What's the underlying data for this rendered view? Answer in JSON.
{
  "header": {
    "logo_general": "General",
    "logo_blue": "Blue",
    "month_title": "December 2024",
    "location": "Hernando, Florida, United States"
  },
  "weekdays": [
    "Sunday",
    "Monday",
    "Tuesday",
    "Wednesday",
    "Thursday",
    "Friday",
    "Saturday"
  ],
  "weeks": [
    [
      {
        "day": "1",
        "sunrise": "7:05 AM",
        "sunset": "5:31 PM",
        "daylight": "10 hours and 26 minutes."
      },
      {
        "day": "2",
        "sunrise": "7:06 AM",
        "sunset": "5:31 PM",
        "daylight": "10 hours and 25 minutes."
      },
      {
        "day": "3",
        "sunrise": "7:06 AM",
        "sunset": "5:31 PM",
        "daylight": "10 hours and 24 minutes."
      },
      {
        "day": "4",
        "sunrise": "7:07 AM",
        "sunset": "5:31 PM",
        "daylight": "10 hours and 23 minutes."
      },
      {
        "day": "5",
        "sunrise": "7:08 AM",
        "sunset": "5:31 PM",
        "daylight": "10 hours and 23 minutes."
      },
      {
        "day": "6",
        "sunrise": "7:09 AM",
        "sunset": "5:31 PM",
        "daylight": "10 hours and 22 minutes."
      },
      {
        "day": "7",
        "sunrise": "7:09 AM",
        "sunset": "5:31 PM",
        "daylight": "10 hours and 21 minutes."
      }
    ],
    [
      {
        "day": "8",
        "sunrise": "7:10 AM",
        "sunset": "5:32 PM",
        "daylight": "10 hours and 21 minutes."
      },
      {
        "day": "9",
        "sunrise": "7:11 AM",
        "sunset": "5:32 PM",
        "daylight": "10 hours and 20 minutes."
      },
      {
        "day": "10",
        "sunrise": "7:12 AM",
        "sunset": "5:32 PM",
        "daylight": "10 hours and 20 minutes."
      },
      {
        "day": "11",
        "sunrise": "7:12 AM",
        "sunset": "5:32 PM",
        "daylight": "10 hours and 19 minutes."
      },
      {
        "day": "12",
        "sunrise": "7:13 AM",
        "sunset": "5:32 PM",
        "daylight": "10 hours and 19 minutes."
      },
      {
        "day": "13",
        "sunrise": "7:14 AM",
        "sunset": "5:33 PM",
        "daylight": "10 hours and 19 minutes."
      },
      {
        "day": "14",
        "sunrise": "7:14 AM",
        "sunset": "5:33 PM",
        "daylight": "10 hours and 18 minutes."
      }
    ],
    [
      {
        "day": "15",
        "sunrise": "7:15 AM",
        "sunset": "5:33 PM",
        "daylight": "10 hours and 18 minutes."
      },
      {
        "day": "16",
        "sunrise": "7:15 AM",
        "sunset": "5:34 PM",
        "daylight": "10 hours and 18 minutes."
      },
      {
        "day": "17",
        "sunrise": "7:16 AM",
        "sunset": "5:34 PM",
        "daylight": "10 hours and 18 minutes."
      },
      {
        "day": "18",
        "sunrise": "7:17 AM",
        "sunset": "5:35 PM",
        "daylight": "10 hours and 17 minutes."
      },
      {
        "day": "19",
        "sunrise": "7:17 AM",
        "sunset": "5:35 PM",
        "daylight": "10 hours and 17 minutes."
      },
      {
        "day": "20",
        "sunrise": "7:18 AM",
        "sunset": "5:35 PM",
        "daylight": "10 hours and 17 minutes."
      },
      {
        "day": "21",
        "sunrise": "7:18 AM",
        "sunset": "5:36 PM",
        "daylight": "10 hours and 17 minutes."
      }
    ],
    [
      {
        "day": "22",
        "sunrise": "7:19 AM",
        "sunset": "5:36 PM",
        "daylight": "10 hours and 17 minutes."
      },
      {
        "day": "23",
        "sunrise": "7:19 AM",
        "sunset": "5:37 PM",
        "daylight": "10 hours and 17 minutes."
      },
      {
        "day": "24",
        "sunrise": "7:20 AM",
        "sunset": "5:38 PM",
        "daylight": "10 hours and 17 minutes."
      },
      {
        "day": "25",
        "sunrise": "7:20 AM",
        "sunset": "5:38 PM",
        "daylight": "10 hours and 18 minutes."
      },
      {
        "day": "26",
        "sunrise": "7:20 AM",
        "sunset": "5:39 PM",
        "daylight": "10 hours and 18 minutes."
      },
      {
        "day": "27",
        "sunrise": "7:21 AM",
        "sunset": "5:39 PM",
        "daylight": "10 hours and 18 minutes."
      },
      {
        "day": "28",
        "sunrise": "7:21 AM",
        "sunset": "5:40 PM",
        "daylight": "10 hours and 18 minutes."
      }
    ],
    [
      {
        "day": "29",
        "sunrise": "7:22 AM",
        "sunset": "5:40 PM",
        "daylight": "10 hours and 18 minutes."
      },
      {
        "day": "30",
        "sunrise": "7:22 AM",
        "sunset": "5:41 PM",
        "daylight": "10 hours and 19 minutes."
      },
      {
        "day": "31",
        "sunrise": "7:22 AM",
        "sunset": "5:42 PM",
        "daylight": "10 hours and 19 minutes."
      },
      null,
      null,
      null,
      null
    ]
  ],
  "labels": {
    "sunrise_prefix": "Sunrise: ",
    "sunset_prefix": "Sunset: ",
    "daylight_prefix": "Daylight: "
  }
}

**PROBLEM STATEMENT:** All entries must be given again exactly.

**SOLUTION FOR THIS EXERCISE:**
What's the underlying data for this rendered view? Answer in JSON.
{
  "header": {
    "logo_general": "General",
    "logo_blue": "Blue",
    "month_title": "December 2024",
    "location": "Hernando, Florida, United States"
  },
  "weekdays": [
    "Sunday",
    "Monday",
    "Tuesday",
    "Wednesday",
    "Thursday",
    "Friday",
    "Saturday"
  ],
  "weeks": [
    [
      {
        "day": "1",
        "sunrise": "7:05 AM",
        "sunset": "5:31 PM",
        "daylight": "10 hours and 26 minutes."
      },
      {
        "day": "2",
        "sunrise": "7:06 AM",
        "sunset": "5:31 PM",
        "daylight": "10 hours and 25 minutes."
      },
      {
        "day": "3",
        "sunrise": "7:06 AM",
        "sunset": "5:31 PM",
        "daylight": "10 hours and 24 minutes."
      },
      {
        "day": "4",
        "sunrise": "7:07 AM",
        "sunset": "5:31 PM",
        "daylight": "10 hours and 23 minutes."
      },
      {
        "day": "5",
        "sunrise": "7:08 AM",
        "sunset": "5:31 PM",
        "daylight": "10 hours and 23 minutes."
      },
      {
        "day": "6",
        "sunrise": "7:09 AM",
        "sunset": "5:31 PM",
        "daylight": "10 hours and 22 minutes."
      },
      {
        "day": "7",
        "sunrise": "7:09 AM",
        "sunset": "5:31 PM",
        "daylight": "10 hours and 21 minutes."
      }
    ],
    [
      {
        "day": "8",
        "sunrise": "7:10 AM",
        "sunset": "5:32 PM",
        "daylight": "10 hours and 21 minutes."
      },
      {
        "day": "9",
        "sunrise": "7:11 AM",
        "sunset": "5:32 PM",
        "daylight": "10 hours and 20 minutes."
      },
      {
        "day": "10",
        "sunrise": "7:12 AM",
        "sunset": "5:32 PM",
        "daylight": "10 hours and 20 minutes."
      },
      {
        "day": "11",
        "sunrise": "7:12 AM",
        "sunset": "5:32 PM",
        "daylight": "10 hours and 19 minutes."
      },
      {
        "day": "12",
        "sunrise": "7:13 AM",
        "sunset": "5:32 PM",
        "daylight": "10 hours and 19 minutes."
      },
      {
        "day": "13",
        "sunrise": "7:14 AM",
        "sunset": "5:33 PM",
        "daylight": "10 hours and 19 minutes."
      },
      {
        "day": "14",
        "sunrise": "7:14 AM",
        "sunset": "5:33 PM",
        "daylight": "10 hours and 18 minutes."
      }
    ],
    [
      {
        "day": "15",
        "sunrise": "7:15 AM",
        "sunset": "5:33 PM",
        "daylight": "10 hours and 18 minutes."
      },
      {
        "day": "16",
        "sunrise": "7:15 AM",
        "sunset": "5:34 PM",
        "daylight": "10 hours and 18 minutes."
      },
      {
        "day": "17",
        "sunrise": "7:16 AM",
        "sunset": "5:34 PM",
        "daylight": "10 hours and 18 minutes."
      },
      {
        "day": "18",
        "sunrise": "7:17 AM",
        "sunset": "5:35 PM",
        "daylight": "10 hours and 17 minutes."
      },
      {
        "day": "19",
        "sunrise": "7:17 AM",
        "sunset": "5:35 PM",
        "daylight": "10 hours and 17 minutes."
      },
      {
        "day": "20",
        "sunrise": "7:18 AM",
        "sunset": "5:35 PM",
        "daylight": "10 hours and 17 minutes."
      },
      {
        "day": "21",
        "sunrise": "7:18 AM",
        "sunset": "5:36 PM",
        "daylight": "10 hours and 17 minutes."
      }
    ],
    [
      {
        "day": "22",
        "sunrise": "7:19 AM",
        "sunset": "5:36 PM",
        "daylight": "10 hours and 17 minutes."
      },
      {
        "day": "23",
        "sunrise": "7:19 AM",
        "sunset": "5:37 PM",
        "daylight": "10 hours and 17 minutes."
      },
      {
        "day": "24",
        "sunrise": "7:20 AM",
        "sunset": "5:38 PM",
        "daylight": "10 hours and 17 minutes."
      },
      {
        "day": "25",
        "sunrise": "7:20 AM",
        "sunset": "5:38 PM",
        "daylight": "10 hours and 18 minutes."
      },
      {
        "day": "26",
        "sunrise": "7:20 AM",
        "sunset": "5:39 PM",
        "daylight": "10 hours and 18 minutes."
      },
      {
        "day": "27",
        "sunrise": "7:21 AM",
        "sunset": "5:39 PM",
        "daylight": "10 hours and 18 minutes."
      },
      {
        "day": "28",
        "sunrise": "7:21 AM",
        "sunset": "5:40 PM",
        "daylight": "10 hours and 18 minutes."
      }
    ],
    [
      {
        "day": "29",
        "sunrise": "7:22 AM",
        "sunset": "5:40 PM",
        "daylight": "10 hours and 18 minutes."
      },
      {
        "day": "30",
        "sunrise": "7:22 AM",
        "sunset": "5:41 PM",
        "daylight": "10 hours and 19 minutes."
      },
      {
        "day": "31",
        "sunrise": "7:22 AM",
        "sunset": "5:42 PM",
        "daylight": "10 hours and 19 minutes."
      },
      null,
      null,
      null,
      null
    ]
  ],
  "labels": {
    "sunrise_prefix": "Sunrise: ",
    "sunset_prefix": "Sunset: ",
    "daylight_prefix": "Daylight: "
  }
}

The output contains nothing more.